Brittany Turner is the recipient of the Donald Peterson Student Scholarship, which recognizes a graduate student or recent graduate for exceptional leadership and the desire to become actively involved in the archives profession. Turner is pursuing her Master’s in Library and Information Science through the University of Alabama. Commending her work on archival security for the New York State Archives, one nominator stated that she has identified and reached out to colleagues around the country to assist her with the project and as a result, involved the State Archives in the OCLC’s Missing Materials webinar and the San Jose Virtual Archives Conference on Public Records/Public Trust.


Mosaic Scholarship

Rose Chou and Helen Kim were both awarded Mosaic Scholarships, which offer financial support to minority students who manifest a commitment both to the archives profession and to advancing diversity concerns within it.

Chou is a master of library and information science student, specializing in archives at San Jose State University. Her goal is to work in an archives of color and use emerging technologies to expand the visibility and accessibility of archival materials and the many voices contained in them. As vice president of AHANA Leadership Council, the undergraduate student government for students of color at Boston College, she fought for the administration to implement a hate crime protocol, to diversify the core curriculum to include non-Western history perspectives, and to include sexual orientation in the university’s statement on non-discrimination.
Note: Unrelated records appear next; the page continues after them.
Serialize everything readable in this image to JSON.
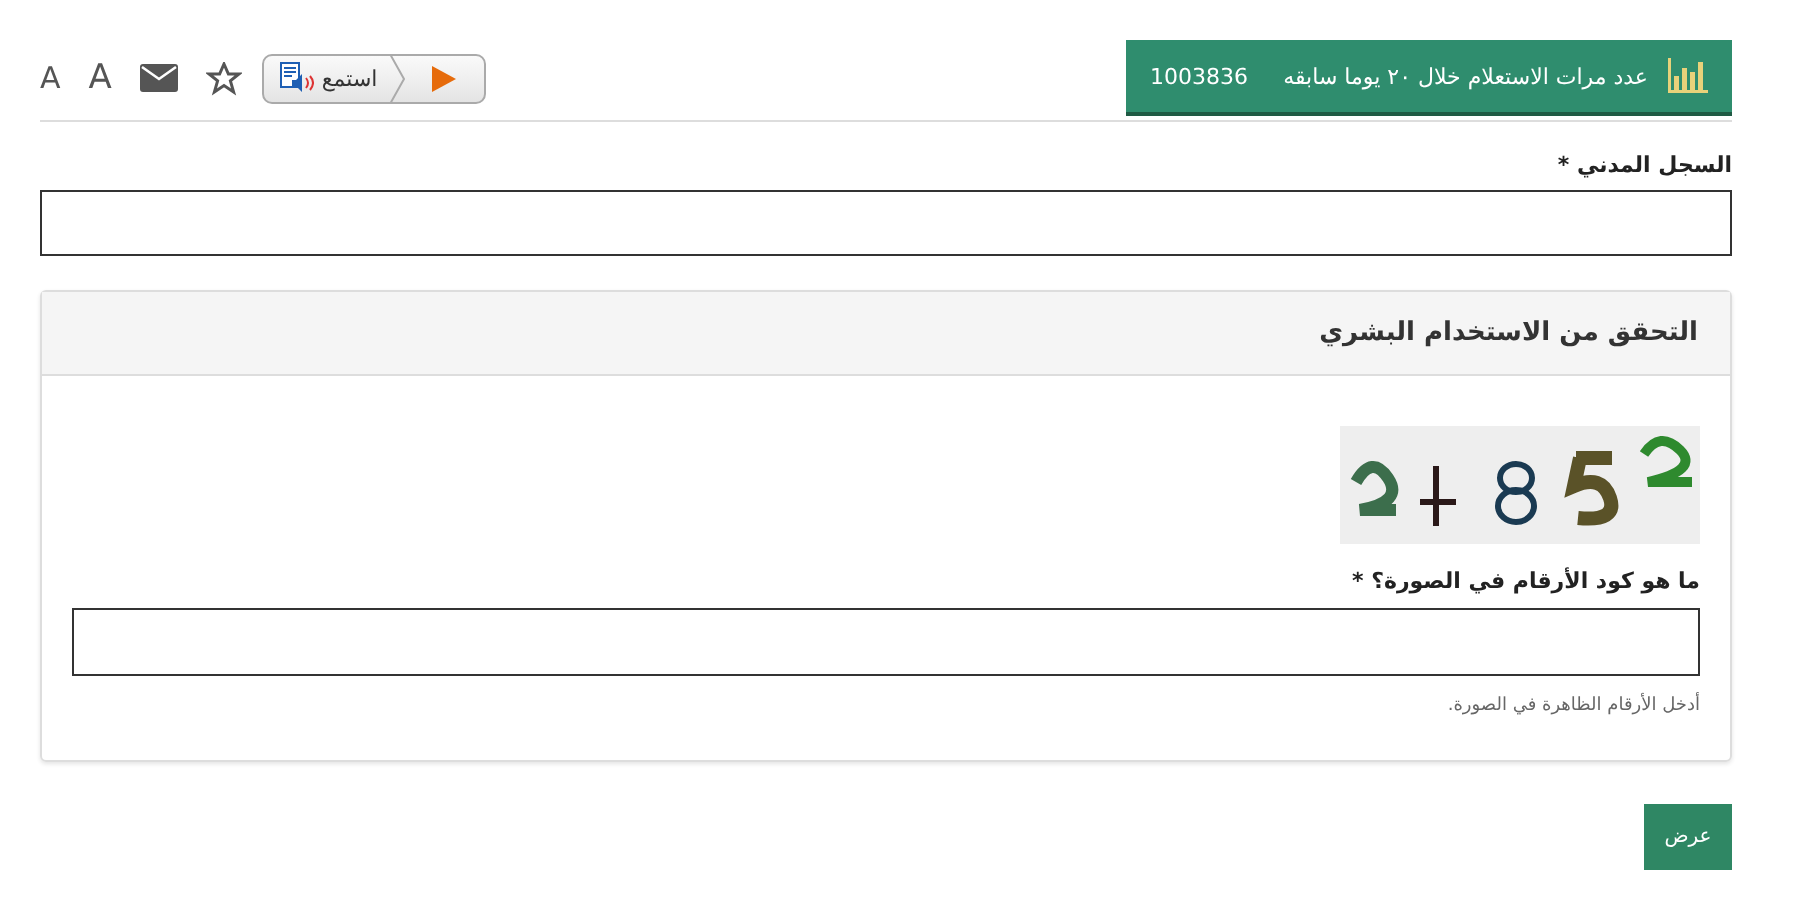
{
  "stats": {
    "label": "عدد مرات الاستعلام خلال ٢٠ يوما سابقه",
    "count": "1003836"
  },
  "toolbar": {
    "listen_button": "استمع",
    "font_buttons": [
      "A",
      "A"
    ]
  },
  "civil_record": {
    "label": "السجل المدني *"
  },
  "verification": {
    "title": "التحقق من الاستخدام البشري",
    "question": "ما هو كود الأرقام في الصورة؟ *",
    "hint": "أدخل الأرقام الظاهرة في الصورة."
  },
  "submit_button": "عرض"
}
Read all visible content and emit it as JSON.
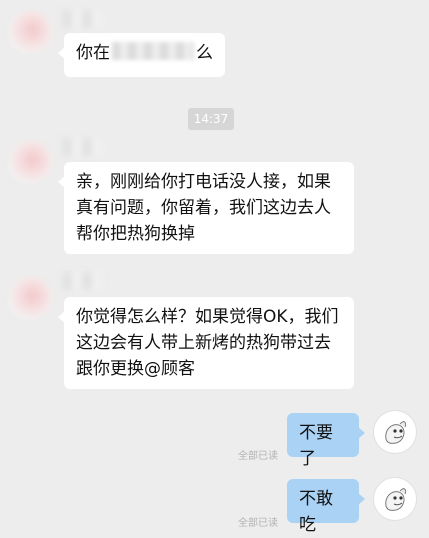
{
  "chat": {
    "messages": [
      {
        "sender": "other",
        "text_before": "你在",
        "text_after": "么"
      },
      {
        "sender": "other",
        "lines": [
          "亲，刚刚给你打电话没人接，如果",
          "真有问题，你留着，我们这边去人",
          "帮你把热狗换掉"
        ]
      },
      {
        "sender": "other",
        "lines": [
          "你觉得怎么样？如果觉得OK，我们",
          "这边会有人带上新烤的热狗带过去",
          "跟你更换@顾客"
        ]
      },
      {
        "sender": "me",
        "text": "不要了",
        "read_status": "全部已读"
      },
      {
        "sender": "me",
        "text": "不敢吃",
        "read_status": "全部已读"
      }
    ],
    "timestamp": "14:37"
  },
  "colors": {
    "background": "#ededed",
    "incoming_bubble": "#ffffff",
    "outgoing_bubble": "#a9d2f5"
  }
}
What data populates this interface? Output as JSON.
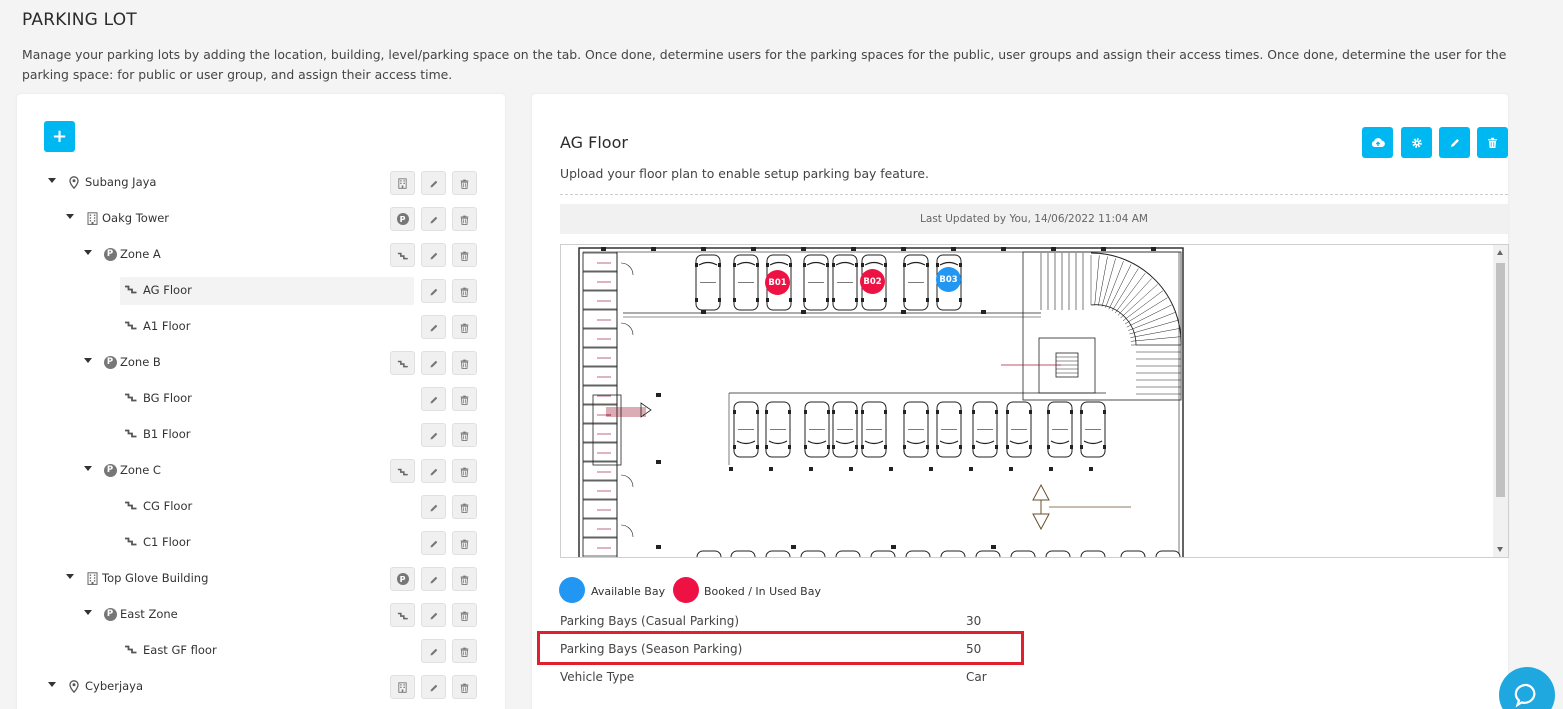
{
  "page": {
    "title": "PARKING LOT",
    "description": "Manage your parking lots by adding the location, building, level/parking space on the tab. Once done, determine users for the parking spaces for the public, user groups and assign their access times. Once done, determine the user for the parking space: for public or user group, and assign their access time."
  },
  "tree": {
    "add_icon": "plus-icon",
    "nodes": [
      {
        "label": "Subang Jaya",
        "type": "location",
        "icon": "map-pin-icon",
        "action": "building-icon"
      },
      {
        "label": "Oakg Tower",
        "type": "building",
        "icon": "building-icon",
        "action": "parking-icon"
      },
      {
        "label": "Zone A",
        "type": "zone",
        "icon": "parking-icon",
        "action": "stairs-icon"
      },
      {
        "label": "AG Floor",
        "type": "floor",
        "icon": "stairs-icon",
        "selected": true
      },
      {
        "label": "A1 Floor",
        "type": "floor",
        "icon": "stairs-icon"
      },
      {
        "label": "Zone B",
        "type": "zone",
        "icon": "parking-icon",
        "action": "stairs-icon"
      },
      {
        "label": "BG Floor",
        "type": "floor",
        "icon": "stairs-icon"
      },
      {
        "label": "B1 Floor",
        "type": "floor",
        "icon": "stairs-icon"
      },
      {
        "label": "Zone C",
        "type": "zone",
        "icon": "parking-icon",
        "action": "stairs-icon"
      },
      {
        "label": "CG Floor",
        "type": "floor",
        "icon": "stairs-icon"
      },
      {
        "label": "C1 Floor",
        "type": "floor",
        "icon": "stairs-icon"
      },
      {
        "label": "Top Glove Building",
        "type": "building",
        "icon": "building-icon",
        "action": "parking-icon"
      },
      {
        "label": "East Zone",
        "type": "zone",
        "icon": "parking-icon",
        "action": "stairs-icon"
      },
      {
        "label": "East GF floor",
        "type": "floor",
        "icon": "stairs-icon"
      },
      {
        "label": "Cyberjaya",
        "type": "location",
        "icon": "map-pin-icon",
        "action": "building-icon"
      }
    ]
  },
  "floor": {
    "title": "AG Floor",
    "description": "Upload your floor plan to enable setup parking bay feature.",
    "last_updated": "Last Updated by You, 14/06/2022 11:04 AM",
    "header_actions": [
      "upload-cloud-icon",
      "gear-icon",
      "pencil-icon",
      "trash-icon"
    ],
    "bays": [
      {
        "label": "B01",
        "status": "booked"
      },
      {
        "label": "B02",
        "status": "booked"
      },
      {
        "label": "B03",
        "status": "available"
      }
    ],
    "legend": [
      {
        "label": "Available Bay",
        "color": "#2196f3"
      },
      {
        "label": "Booked / In Used Bay",
        "color": "#ee1244"
      }
    ],
    "info": [
      {
        "label": "Parking Bays (Casual Parking)",
        "value": "30"
      },
      {
        "label": "Parking Bays (Season Parking)",
        "value": "50"
      },
      {
        "label": "Vehicle Type",
        "value": "Car"
      }
    ]
  },
  "colors": {
    "accent": "#00b8f1",
    "available": "#2196f3",
    "booked": "#ee1244",
    "highlight": "#e0202e",
    "chat": "#1fa8e0"
  },
  "chat": {
    "icon": "chat-bubble-icon"
  }
}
Kim is working toward a master of science in information studies with a focus on archival science at the University of Texas at Austin. She volunteered at Central Texas’ Lower Colorado River Authority and the Austin History Center, where she conducted processing projects, including the records of the Korean Association of Greater Austin. She was also a State Preservation Board intern at the Bob Bullock Texas State History Museum where she worked on the library’s outreach and education program. One of her nominators cites her commitment to studies and the quality time she dedicates to the archival calling to be so strong, fulfilling, and sound, that her energy animates all the archivists around her.

F. Gerald Ham Scholarship

Eric Willey, a graduate student at the University of Wisconsin–Madison School of Library and Information Studies, was honored with the F. Gerald Ham Scholarship, which offers financial support to one or more second-year students in a graduate archival education program. Willey has worked or completed internships at the McCormick/International-Harvester Archives at the Wisconsin Historical Society, the Illinois State Archives, and at the Western Illinois University Archives. He is noted for his outstanding quality of the writing, analytical skills, and thoughtfulness displayed in the paper “Appraisal in Community Archives Collections: A Case Study of University of Wisconsin–Milwaukee Appraisal Methods and Decisions for LGBT Collections.”

Josephine Forman Scholarship

Nidya G. Gonzalez was honored with the inaugural Josephine Forman Scholarship, a $10,000 award that provides financial support to minority students pursuing graduate education in archival science, encourages students to pursue a career as an archivist, and promotes the diversification of the American archives profession. Gonzalez began studies at the University of Pittsburgh where she is enrolled in the MLIS program with a specialization in archives, preservation, and records management. Prior, she interned at the University of the Pacific in the library/archives at the Haggin Museum in Stockton, California. Her senior paper at the University of Pacific, “Off to Work They Go: An Analysis of Mexican Immigrant women Laborers in Canneries,” received praise from one of her nominators, who noted that “this original research project included both archived oral histories from the 1980s and oral histories that Gonzalez herself complete with research subjects.”